JM: I agree with you mostly, I think. I think it’s been from…I think Carter did it, I think Reagan did it, George Herbert Walker Bush opened his inaugural address in 1989 with a prayer. Didn’t close it, didn’t just say God Bless America, he said let us bow our heads in prayer. And because he was an Episcopalian, and I sometimes joke, perhaps badly, that George H.W. Bush thinks of being born again as a mulligan on a golf course. You know, he’s not intensely interested in these matters. And Clinton…you know, the best speech Bill Clinton ever gave was that extemporaneous talk in Memphis in 1993, when he talked about what would Martin Luther King say about black America today if he came back, did it in a Church to a group…I think it was a gathering of AME bishops. So I think President Bush the second, I think the 43rd president, is completely within the mainstream of presidential religious expression, and I think people who attack him, and say he’s overly religious, or too much God talk, I think are wrong.

HH: Now you do have the line in here, which I agree with, it’s a very sound observation, that such an understanding, such as Ford had, naturally has hardly been unanimous, and many Americans are reasonably uncomfortable with the idea that our leaders think they are either communing with the Divine, or carrying out God’s mission. Do you think Bush has given off more indications of that? Or is that simply being layered on to him by political opponents?

JM: I think the latter. I really do. I have asked people who have been in conversations where he might have said something like ‘I feel God put me here’, or ‘I feel ordained for this’, and no one’s ever said they’ve heard him say it. So I think there’s a kind of urban legend about Bush feeling…at least being explicit about being God’s agent. Now he did say to Bob Woodward that he would not appeal to his own father in terms of strength, but to a higher Father. I actually think that’s more about paging Dr. Phil about a very odd family dynamic within the Bush clan, than it is about George Bush wandering the Rose Garden, thinking God is telling them what to do. That’s my personal view.

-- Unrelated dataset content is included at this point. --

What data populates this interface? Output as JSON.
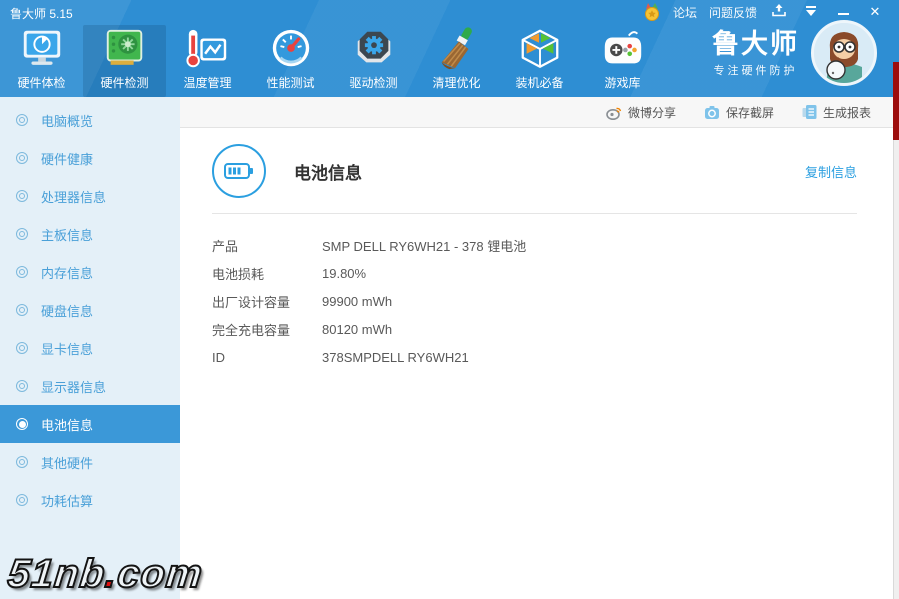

HH: Whenever anyone tells President Bush that they’re praying for him, he always says thank you, I appreciate that. He refers to it a lot. I think he’s sincere when he says that.

JM: I’m not saying he’s not sincere. I’m saying that his opponents who think that he is some kind of religious nut, who’s on a holy mission, are wrong. I think President Bush is completely serious about his faith. I have no reason to doubt that whatever. And in fact, one of the most moving notes I ever got was I had asked President Bush 41 for an interview right after September 11th, about the coming crisis, and the crisis we were in. And he wrote me a very kind note saying that he wouldn’t do it. And the last line was please say a prayer for our beloved son, the President. And it was…I got it maybe on the Tuesday or Wednesday after the attacks, and it just grabbed my guts in a way, because you realized at once that these are human beings who are fathers and sons, who are believers, who do have moments of doubt and moments of great faith, and they have the destinies of nations in their hands. And I think that in the American experience, we have done very well at striking a balance between our sense that we are on a journey, in an Augustinian sense, a national journey, in Jefferson’s phrase, as Israel of old, heading toward something, you know, whereas Ford once said, and Reagan used to always say, we never become, we’re always in the act of becoming. Well, that’s a theological idea, and I think it’s effused the presidency from the very beginning.

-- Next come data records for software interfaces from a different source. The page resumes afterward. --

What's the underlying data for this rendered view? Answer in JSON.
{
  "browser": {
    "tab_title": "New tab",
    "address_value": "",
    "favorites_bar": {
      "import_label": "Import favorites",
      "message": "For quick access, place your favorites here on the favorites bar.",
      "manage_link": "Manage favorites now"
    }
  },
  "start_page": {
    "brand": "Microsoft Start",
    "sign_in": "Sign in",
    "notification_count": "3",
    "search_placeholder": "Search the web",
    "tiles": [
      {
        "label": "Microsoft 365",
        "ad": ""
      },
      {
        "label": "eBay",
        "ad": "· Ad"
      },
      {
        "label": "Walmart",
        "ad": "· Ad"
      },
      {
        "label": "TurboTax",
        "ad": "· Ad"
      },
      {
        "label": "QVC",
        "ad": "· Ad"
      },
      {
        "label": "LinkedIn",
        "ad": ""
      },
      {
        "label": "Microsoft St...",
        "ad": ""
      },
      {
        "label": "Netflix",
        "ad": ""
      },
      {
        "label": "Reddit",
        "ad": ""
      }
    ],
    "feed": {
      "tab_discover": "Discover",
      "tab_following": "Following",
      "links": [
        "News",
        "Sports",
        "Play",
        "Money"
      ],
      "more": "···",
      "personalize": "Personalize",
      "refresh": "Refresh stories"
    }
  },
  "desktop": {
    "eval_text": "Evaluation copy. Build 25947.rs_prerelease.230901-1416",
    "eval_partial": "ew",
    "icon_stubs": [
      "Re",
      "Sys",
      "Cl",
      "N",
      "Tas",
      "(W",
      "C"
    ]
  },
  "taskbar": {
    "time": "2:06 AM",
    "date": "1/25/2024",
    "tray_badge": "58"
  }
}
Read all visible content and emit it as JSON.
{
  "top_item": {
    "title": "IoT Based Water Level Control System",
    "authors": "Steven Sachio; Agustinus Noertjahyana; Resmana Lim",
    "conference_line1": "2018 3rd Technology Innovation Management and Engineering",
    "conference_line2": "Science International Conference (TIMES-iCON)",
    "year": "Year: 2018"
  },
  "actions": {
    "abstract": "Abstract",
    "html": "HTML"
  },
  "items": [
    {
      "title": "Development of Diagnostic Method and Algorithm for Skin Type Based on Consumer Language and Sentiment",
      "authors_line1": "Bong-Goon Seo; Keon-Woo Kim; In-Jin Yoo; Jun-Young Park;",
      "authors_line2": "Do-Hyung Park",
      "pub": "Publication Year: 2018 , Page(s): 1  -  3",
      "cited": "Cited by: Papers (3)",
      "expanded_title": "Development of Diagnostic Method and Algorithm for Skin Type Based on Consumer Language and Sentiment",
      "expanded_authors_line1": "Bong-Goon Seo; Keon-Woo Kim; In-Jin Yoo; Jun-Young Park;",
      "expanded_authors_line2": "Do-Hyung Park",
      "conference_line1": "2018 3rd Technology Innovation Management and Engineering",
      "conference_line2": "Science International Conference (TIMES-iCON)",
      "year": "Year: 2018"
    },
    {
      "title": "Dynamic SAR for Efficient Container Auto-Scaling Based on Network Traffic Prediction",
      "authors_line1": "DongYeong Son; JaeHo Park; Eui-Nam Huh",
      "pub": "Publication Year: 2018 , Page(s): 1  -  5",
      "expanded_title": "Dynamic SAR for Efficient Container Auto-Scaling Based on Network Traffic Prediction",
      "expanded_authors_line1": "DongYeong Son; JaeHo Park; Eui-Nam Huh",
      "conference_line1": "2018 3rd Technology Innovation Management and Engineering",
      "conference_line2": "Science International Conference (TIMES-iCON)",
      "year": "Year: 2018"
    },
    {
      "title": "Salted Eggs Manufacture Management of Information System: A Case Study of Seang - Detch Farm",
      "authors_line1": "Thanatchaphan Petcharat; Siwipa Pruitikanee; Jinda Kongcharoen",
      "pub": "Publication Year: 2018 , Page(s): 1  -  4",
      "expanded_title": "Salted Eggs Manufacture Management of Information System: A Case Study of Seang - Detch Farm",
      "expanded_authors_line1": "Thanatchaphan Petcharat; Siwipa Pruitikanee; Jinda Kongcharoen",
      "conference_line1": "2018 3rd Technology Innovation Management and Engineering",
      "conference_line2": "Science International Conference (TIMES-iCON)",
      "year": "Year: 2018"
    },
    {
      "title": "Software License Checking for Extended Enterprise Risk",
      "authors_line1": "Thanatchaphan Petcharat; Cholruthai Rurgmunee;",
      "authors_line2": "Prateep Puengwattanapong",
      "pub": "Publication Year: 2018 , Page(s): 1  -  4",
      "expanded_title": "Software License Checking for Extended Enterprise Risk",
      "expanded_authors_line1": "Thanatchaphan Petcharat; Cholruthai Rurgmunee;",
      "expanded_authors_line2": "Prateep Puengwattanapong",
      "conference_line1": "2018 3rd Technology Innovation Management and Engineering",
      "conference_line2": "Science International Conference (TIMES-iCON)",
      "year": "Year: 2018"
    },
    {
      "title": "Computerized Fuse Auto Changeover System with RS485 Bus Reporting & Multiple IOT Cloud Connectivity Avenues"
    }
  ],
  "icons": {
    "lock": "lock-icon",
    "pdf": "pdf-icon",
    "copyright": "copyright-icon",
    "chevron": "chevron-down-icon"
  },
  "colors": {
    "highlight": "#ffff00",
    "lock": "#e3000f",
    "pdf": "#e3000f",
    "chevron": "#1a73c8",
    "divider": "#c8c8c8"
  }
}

The entire transcript here. Listen to the program here. I believe that the movement of our country toward an intolerance of any form of religious expression in government (and even in the public arena in general) is as wrong as any movement toward the establishment of a "Christian caliphate". It is misguided and deeply harmful to extract and "throw away" a part of our identity: that of a secular government with a rich tradition of values founded upon what is referred to as our "Judeo-Christian" heritage. We should remain the most religiously tolerant and the most religiously diverse nation in the world by embracing the values that made this possible: values that stem from our Judeo-Christian culture.

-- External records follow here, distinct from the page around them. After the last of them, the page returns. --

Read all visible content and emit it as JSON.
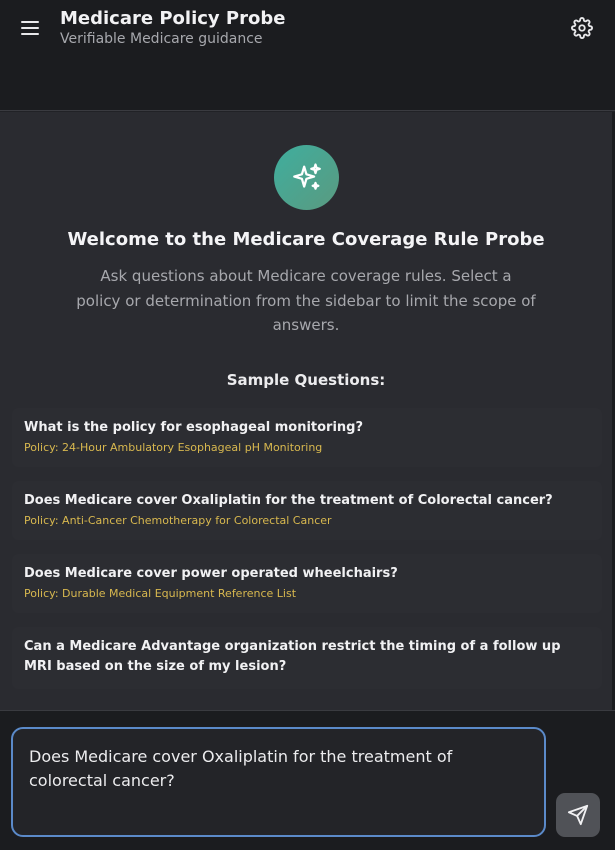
{
  "header": {
    "title": "Medicare Policy Probe",
    "subtitle": "Verifiable Medicare guidance",
    "menu_icon": "hamburger-menu-icon",
    "settings_icon": "gear-icon"
  },
  "welcome": {
    "icon": "sparkles-icon",
    "title": "Welcome to the Medicare Coverage Rule Probe",
    "description": "Ask questions about Medicare coverage rules. Select a policy or determination from the sidebar to limit the scope of answers."
  },
  "samples": {
    "heading": "Sample Questions:",
    "items": [
      {
        "question": "What is the policy for esophageal monitoring?",
        "policy": "Policy: 24-Hour Ambulatory Esophageal pH Monitoring"
      },
      {
        "question": "Does Medicare cover Oxaliplatin for the treatment of Colorectal cancer?",
        "policy": "Policy: Anti-Cancer Chemotherapy for Colorectal Cancer"
      },
      {
        "question": "Does Medicare cover power operated wheelchairs?",
        "policy": "Policy: Durable Medical Equipment Reference List"
      },
      {
        "question": "Can a Medicare Advantage organization restrict the timing of a follow up MRI based on the size of my lesion?",
        "policy": ""
      }
    ]
  },
  "input": {
    "value": "Does Medicare cover Oxaliplatin for the treatment of colorectal cancer?",
    "send_icon": "send-icon"
  },
  "colors": {
    "accent": "#5b8ac9",
    "policy_text": "#d8b84f",
    "hero_gradient_start": "#3fae9e"
  }
}
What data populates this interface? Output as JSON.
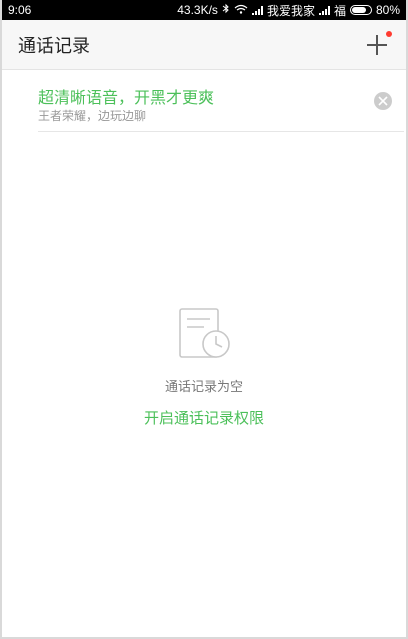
{
  "status_bar": {
    "time": "9:06",
    "net_speed": "43.3K/s",
    "carrier1": "我爱我家",
    "carrier2": "福",
    "battery": "80%",
    "battery_level": 0.8
  },
  "header": {
    "title": "通话记录",
    "add_icon": "plus-icon",
    "has_notification_dot": true
  },
  "promo": {
    "title": "超清晰语音，开黑才更爽",
    "subtitle": "王者荣耀，边玩边聊",
    "close_icon": "close-icon"
  },
  "empty_state": {
    "icon": "call-log-clock-icon",
    "message": "通话记录为空",
    "action": "开启通话记录权限"
  },
  "colors": {
    "accent": "#4cc05a",
    "badge": "#ff3b30"
  }
}
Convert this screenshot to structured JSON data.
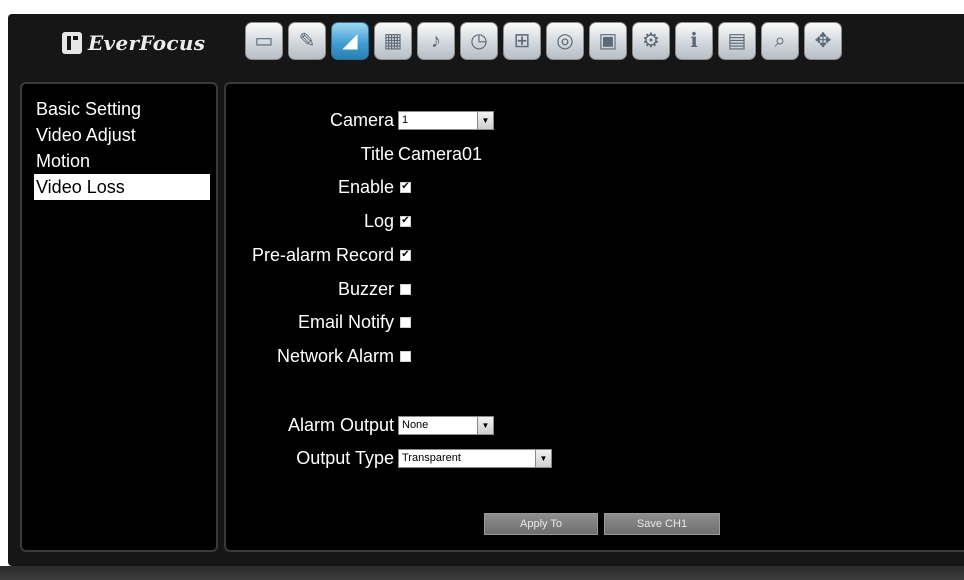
{
  "brand": {
    "logo_text": "EverFocus"
  },
  "toolbar": {
    "icons": [
      {
        "name": "monitor-icon",
        "glyph": "▭"
      },
      {
        "name": "tools-icon",
        "glyph": "✎"
      },
      {
        "name": "camera-icon",
        "glyph": "◢",
        "active": true
      },
      {
        "name": "film-icon",
        "glyph": "▦"
      },
      {
        "name": "alarm-icon",
        "glyph": "♪"
      },
      {
        "name": "schedule-icon",
        "glyph": "◷"
      },
      {
        "name": "network-icon",
        "glyph": "⊞"
      },
      {
        "name": "disk-icon",
        "glyph": "◎"
      },
      {
        "name": "display-icon",
        "glyph": "▣"
      },
      {
        "name": "gear-icon",
        "glyph": "⚙"
      },
      {
        "name": "info-icon",
        "glyph": "ℹ"
      },
      {
        "name": "playback-icon",
        "glyph": "▤"
      },
      {
        "name": "search-icon",
        "glyph": "⌕"
      },
      {
        "name": "move-icon",
        "glyph": "✥"
      }
    ],
    "accent": "#3b9bd0"
  },
  "sidebar": {
    "items": [
      {
        "label": "Basic Setting",
        "selected": false
      },
      {
        "label": "Video Adjust",
        "selected": false
      },
      {
        "label": "Motion",
        "selected": false
      },
      {
        "label": "Video Loss",
        "selected": true
      }
    ]
  },
  "form": {
    "camera": {
      "label": "Camera",
      "value": "1"
    },
    "title": {
      "label": "Title",
      "value": "Camera01"
    },
    "enable": {
      "label": "Enable",
      "checked": true
    },
    "log": {
      "label": "Log",
      "checked": true
    },
    "prealarm": {
      "label": "Pre-alarm Record",
      "checked": true
    },
    "buzzer": {
      "label": "Buzzer",
      "checked": false
    },
    "email": {
      "label": "Email Notify",
      "checked": false
    },
    "network": {
      "label": "Network Alarm",
      "checked": false
    },
    "alarm_output": {
      "label": "Alarm Output",
      "value": "None"
    },
    "output_type": {
      "label": "Output Type",
      "value": "Transparent"
    }
  },
  "buttons": {
    "apply_to": "Apply To",
    "save_ch": "Save CH1"
  }
}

0 0 votes
Article Rating
Would love your thoughts, please comment.x